Imagine walking out of your bedroom in the middle of the night and finding snakes crawling on your kitchen floor or hiding in your closet. Some would find it amusing, most would find it terrifying! That was the exact situation that occurred at a rural home around Clay Center, KS. The homeowner knew they needed help with snake removal and contacted American Pest Management, Inc.
“Upon arrival at the home, I wasn’t sure what I was getting into,” said Jacie Sullivan, Certified Technician, “I listened to the homeowner and knew I was going into the crawl space.”
When squeezing into the crawl space opening and slithering into the less than 2ft tall crawl space cavity Ms. Sullivan knew there was something astonishing waiting for her. “The first thing I noticed was the smell.” When snakes are nice and cozy in their aquarium or natural habitat they have a neutral odor, but when afraid or stressed they emit a musky odor from their cloacal scent gland. “The odor was horrible and only got worse as I started collecting the snakes.”
The next thing noticed from the crawl space was the movement of a large mass in the corner of the crawl space. “I started my expedition into the crawl space and noticed the group of snakes cuddled together in the corner,” Sullivan continued, “I was actually relieved as most of them were in one spot. There were a few in all corners of the crawl space, but most were in one area.” Snakes are mostly solitary, but will group together for a number of reasons, brumation (or hibernation) or “breeding balls”. “As I collected the snakes, I was surprised as I found 4 different types of snakes, luckily none were venomous.”
American Pest Management, Inc. snake expert and owner of CTH Reptiles, Chandler Hatfield confirmed, “That was a nice haul of snakes, the yellow belly racers are a lot of fun, also included were some eastern rat snakes, blue racers and prairie king-snakes.”
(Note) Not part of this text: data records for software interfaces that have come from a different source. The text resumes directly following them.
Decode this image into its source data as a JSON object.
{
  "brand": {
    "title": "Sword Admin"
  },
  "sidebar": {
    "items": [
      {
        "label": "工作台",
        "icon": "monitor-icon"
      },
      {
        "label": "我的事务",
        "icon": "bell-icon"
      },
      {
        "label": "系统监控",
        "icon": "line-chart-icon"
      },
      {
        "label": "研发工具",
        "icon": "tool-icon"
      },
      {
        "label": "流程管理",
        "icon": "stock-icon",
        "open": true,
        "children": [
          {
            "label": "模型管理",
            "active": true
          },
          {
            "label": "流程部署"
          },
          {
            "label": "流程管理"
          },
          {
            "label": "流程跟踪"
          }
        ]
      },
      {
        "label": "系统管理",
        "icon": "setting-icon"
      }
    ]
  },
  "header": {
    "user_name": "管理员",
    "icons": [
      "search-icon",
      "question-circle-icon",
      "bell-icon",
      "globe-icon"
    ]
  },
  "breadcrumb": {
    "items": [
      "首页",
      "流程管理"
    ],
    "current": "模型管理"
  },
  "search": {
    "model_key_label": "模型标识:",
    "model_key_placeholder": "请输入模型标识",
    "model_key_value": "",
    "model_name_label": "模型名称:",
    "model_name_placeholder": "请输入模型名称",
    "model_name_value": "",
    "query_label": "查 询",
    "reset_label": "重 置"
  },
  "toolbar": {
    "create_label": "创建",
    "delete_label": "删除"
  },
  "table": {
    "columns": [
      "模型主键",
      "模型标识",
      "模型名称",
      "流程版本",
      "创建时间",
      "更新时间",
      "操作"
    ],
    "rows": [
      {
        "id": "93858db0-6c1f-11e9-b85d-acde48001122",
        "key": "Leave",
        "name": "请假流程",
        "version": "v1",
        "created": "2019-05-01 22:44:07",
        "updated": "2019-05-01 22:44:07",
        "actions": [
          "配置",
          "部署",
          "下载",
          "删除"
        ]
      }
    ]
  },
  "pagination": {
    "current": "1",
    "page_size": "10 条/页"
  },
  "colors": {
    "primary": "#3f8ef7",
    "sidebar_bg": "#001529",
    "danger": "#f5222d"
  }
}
The snake removal created quite the excitement. “The homeowner was really concerned for me and kept checking on me. I was using my snake tongs and grabbing them with my gloved hands. It got to the point that every time I caught one I would announce, Got Another! It was very gratifying.”
The snakes will be released on a client’s farm. “We have several contacts that actually don’t mind snakes or other wildlife on their property. When you release a snake back into the wild always release them away from paved roads as they will be attracted to roads for warmth,” said Hatfield.
Jacie is now the superhero of her #APMFamily earning kudos from her pest management counterparts and the homeowner. “Jacie was amazing. Great service, professional and polite. You truly have a gem in her,” said Gina Brisby, Clay Center homeowner.